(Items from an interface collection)
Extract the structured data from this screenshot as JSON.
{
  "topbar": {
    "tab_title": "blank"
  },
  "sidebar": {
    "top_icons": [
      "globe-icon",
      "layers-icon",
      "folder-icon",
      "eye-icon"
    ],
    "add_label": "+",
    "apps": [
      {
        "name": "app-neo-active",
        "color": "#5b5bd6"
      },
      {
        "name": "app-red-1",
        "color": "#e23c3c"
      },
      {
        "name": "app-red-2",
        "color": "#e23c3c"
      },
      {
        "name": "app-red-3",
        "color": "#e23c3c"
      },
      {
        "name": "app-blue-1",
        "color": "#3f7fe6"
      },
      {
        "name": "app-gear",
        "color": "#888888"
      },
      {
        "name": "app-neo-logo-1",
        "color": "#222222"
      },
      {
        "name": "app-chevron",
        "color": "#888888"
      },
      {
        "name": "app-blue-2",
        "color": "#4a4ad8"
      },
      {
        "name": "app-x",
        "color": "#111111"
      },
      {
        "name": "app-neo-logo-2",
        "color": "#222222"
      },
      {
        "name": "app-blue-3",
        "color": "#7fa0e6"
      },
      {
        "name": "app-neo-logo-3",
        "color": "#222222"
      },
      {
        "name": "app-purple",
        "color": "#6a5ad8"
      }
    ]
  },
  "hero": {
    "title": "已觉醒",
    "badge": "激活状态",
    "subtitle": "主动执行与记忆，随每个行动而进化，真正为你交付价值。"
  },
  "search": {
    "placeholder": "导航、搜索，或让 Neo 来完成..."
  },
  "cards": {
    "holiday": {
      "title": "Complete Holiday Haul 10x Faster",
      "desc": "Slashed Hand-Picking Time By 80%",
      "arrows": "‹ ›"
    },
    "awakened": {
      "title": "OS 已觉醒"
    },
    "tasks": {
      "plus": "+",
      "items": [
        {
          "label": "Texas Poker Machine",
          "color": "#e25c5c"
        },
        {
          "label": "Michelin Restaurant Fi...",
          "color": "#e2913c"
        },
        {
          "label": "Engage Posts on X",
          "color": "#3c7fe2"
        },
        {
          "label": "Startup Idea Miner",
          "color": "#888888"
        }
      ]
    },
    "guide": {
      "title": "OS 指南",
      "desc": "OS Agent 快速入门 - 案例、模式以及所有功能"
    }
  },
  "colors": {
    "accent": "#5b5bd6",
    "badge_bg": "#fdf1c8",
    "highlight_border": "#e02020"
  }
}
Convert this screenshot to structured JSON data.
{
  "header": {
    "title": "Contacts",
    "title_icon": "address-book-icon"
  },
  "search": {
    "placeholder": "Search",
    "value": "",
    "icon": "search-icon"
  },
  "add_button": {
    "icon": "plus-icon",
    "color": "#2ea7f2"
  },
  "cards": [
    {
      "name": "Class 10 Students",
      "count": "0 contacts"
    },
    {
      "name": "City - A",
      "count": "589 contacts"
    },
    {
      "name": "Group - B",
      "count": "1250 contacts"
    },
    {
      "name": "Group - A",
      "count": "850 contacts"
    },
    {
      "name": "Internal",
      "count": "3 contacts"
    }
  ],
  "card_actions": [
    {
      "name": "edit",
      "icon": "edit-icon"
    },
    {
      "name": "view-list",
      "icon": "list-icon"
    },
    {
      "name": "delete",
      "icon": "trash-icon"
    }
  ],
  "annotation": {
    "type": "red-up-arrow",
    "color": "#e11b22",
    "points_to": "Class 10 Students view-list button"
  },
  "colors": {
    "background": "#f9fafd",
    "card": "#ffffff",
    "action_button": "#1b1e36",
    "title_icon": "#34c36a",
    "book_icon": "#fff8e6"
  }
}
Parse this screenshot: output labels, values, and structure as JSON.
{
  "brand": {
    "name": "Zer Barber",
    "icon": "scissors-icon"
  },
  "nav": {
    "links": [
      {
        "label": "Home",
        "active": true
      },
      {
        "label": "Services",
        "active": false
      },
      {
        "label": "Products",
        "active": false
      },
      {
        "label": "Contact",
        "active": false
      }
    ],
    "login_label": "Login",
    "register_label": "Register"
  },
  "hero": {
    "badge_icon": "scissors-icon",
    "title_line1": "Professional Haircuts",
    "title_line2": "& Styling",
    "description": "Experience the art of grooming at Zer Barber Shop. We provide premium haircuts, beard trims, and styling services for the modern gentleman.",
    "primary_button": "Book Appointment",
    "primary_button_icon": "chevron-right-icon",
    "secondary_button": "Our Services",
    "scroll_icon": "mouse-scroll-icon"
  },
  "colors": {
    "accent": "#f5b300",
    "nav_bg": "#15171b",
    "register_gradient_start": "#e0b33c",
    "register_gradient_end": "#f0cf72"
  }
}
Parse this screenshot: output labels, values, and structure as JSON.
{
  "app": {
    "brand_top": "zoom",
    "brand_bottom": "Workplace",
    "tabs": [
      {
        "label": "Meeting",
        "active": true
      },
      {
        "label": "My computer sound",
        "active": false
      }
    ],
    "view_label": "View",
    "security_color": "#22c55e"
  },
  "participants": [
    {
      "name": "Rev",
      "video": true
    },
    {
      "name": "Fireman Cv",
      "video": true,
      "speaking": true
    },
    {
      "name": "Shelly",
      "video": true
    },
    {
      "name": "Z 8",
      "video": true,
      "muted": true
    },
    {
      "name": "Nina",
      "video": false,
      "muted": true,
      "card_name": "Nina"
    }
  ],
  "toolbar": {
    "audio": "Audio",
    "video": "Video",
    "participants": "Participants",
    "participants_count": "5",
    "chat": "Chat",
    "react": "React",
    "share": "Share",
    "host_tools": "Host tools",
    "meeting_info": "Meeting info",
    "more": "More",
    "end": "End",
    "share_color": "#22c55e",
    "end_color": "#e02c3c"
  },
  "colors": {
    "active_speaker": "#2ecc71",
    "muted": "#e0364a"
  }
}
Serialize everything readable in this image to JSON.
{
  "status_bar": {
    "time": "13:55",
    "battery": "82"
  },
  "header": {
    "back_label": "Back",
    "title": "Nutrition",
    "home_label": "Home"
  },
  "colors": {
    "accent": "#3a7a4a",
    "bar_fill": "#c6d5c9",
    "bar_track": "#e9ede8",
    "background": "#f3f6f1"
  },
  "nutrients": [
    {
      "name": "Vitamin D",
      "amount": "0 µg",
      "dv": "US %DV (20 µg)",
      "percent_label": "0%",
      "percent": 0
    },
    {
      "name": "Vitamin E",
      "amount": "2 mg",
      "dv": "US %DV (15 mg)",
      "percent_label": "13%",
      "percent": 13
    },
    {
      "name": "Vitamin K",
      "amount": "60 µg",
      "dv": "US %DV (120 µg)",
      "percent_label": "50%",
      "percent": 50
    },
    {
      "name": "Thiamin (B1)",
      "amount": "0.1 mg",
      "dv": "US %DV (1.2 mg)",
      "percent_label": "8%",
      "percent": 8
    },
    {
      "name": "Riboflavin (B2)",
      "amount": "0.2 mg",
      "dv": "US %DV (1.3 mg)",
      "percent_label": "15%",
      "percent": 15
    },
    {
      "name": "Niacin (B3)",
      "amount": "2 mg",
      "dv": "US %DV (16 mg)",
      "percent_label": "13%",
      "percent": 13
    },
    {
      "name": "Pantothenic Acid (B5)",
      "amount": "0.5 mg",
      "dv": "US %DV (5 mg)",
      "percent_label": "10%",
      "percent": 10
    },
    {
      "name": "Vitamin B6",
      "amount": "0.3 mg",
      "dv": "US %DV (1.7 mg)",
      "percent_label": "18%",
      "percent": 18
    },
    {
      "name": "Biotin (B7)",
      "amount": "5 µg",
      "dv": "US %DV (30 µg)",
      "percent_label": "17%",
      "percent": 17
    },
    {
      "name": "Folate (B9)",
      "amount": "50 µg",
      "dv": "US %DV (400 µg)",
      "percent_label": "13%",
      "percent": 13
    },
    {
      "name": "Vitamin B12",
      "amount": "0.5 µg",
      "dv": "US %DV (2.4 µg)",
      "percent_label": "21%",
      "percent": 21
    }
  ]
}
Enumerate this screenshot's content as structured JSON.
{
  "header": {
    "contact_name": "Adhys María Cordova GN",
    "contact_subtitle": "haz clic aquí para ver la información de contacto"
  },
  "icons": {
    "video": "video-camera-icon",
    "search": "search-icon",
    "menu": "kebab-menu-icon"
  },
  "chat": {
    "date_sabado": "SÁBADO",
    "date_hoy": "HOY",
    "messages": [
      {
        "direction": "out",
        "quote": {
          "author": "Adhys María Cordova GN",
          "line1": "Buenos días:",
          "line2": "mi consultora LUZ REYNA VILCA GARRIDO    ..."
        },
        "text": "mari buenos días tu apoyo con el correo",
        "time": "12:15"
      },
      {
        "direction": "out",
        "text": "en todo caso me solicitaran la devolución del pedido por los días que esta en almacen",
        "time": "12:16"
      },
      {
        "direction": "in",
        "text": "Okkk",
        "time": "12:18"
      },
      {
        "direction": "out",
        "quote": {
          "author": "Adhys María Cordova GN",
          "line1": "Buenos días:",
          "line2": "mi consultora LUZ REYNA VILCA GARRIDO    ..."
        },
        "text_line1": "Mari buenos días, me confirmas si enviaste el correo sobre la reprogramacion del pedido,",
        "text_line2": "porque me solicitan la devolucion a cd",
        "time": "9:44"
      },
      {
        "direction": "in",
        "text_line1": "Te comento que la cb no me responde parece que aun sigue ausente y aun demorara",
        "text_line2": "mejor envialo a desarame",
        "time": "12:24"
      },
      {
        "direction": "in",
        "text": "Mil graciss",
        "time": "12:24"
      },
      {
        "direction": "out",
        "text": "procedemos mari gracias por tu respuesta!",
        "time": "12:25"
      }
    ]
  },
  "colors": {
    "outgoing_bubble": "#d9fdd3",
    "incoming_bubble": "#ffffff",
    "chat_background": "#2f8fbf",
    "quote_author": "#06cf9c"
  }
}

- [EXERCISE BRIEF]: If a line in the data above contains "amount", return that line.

- [TASK OUTPUT]:
      "amount": "0 µg",
      "amount": "2 mg",
      "amount": "60 µg",
      "amount": "0.1 mg",
      "amount": "0.2 mg",
      "amount": "2 mg",
      "amount": "0.5 mg",
      "amount": "0.3 mg",
      "amount": "5 µg",
      "amount": "50 µg",
      "amount": "0.5 µg",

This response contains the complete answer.